“Tell me,” the cop asked me eagerly, “is your life more like ‘Seinfeld’ or ‘The Nanny’?”
“Neither,” I replied.
“Well, it has to be like one of them,” he insisted. I assured him that really, neither show accurately represented my New York Jewish childhood.
I grew up surrounded by non-Jews who could pronounce schlep and spiel and use them properly in a sentence. So, it’s both amusing and astounding to remember that conversation. It was a reminder that we, American Jews, are indeed a minority group.
All of this is to say that if someone has never met a living, breathing Jew, television may be their introduction to Jewish religion, culture or people. I thought about this as I eagerly anticipated the return of USA’s “Suits”. On the surface, it’s just another legal show. The twist is that main character Mike Ross is a drifter-turned-law firm associate who never actually attended law school. And yes, Harvey Specter, the senior partner and legal legend he serves, knows it.

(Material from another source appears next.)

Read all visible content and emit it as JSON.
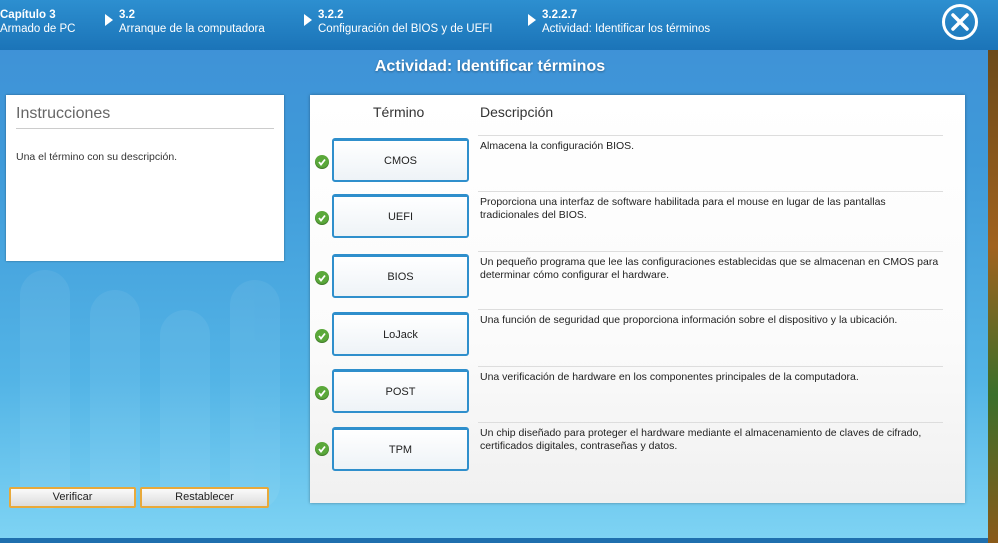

Most of the time there’s nothing explicitly Jewish about the show, but there have been some nods in that direction. “Suits” is set at a top-tier boutique New York law firm that could be based on the elite Wachtell Lipton. The fictional firm of Pearson Hardman hires top talent from only Harvard Law School, home to many budding Jewish lawyers. Interestingly, two of the main characters have been identified as Jewish — but not smooth closer and lady-killer Harvey Specter, whom, despite his Jewish last name, the writers have never portrayed as Jewish. Rather, the Jewish characters are the show’s villain, Daniel Hardman, and the nebbish, Louis Litt.
Season two opened last summer with Daniel Hardman re-launching his legal career at his wife’s shiva. We learned that Daniel had been pushed out of the firm he co-founded after embezzling money from clients and having an affair with a firm associate while his wife battled cancer. He returns to the firm only to demonstrate that he’s crafty, self-serving and not trustworthy. The bearded Hardman is no Shylock, but he is notably casual about ethics and truth for a member of any bar.
Daniel pursues his agenda with help from the insecure Louis Litt, the other Jew. We know Louis is Jewish because he mentions his rabbi. However, Jewishly-speaking, Louis seems like the sort of Jew who’d work on Yom Kippur just to prove to his colleagues that he’s all-in, totally hard-core and married to the job. Louis can be entertaining, especially when he interacts with his odd female counterpart, a representative from his beloved Harvard Law School. But at heart, this financial genius is a socially awkward grind. Louis aspires to be like Harvey, but never quite manages it.
History and literature are littered with examples of Jews, both real and fictional, who are viewed as social outsiders or demonized as financial cheaters. Did the show’s creator and writers think about that when they wrote these two characters? Are Jews now considered so assimilated into American culture that no one gave it a second thought?
Clearly “Suits” is intended to be entertainment, not a documentary of contemporary American Jewry. But if the writers are going to start identifying certain characters as Jews, why not also write in a smart, honest and attractive Jewish character? That would help the next time someone asks me about the intersection of television and life. Because as things currently stand, if I ran into that Texan cop again and he asked me whether most Jews are like Daniel or Louis, I’d have to be honest and say neither.
The Jews in ‘Suits’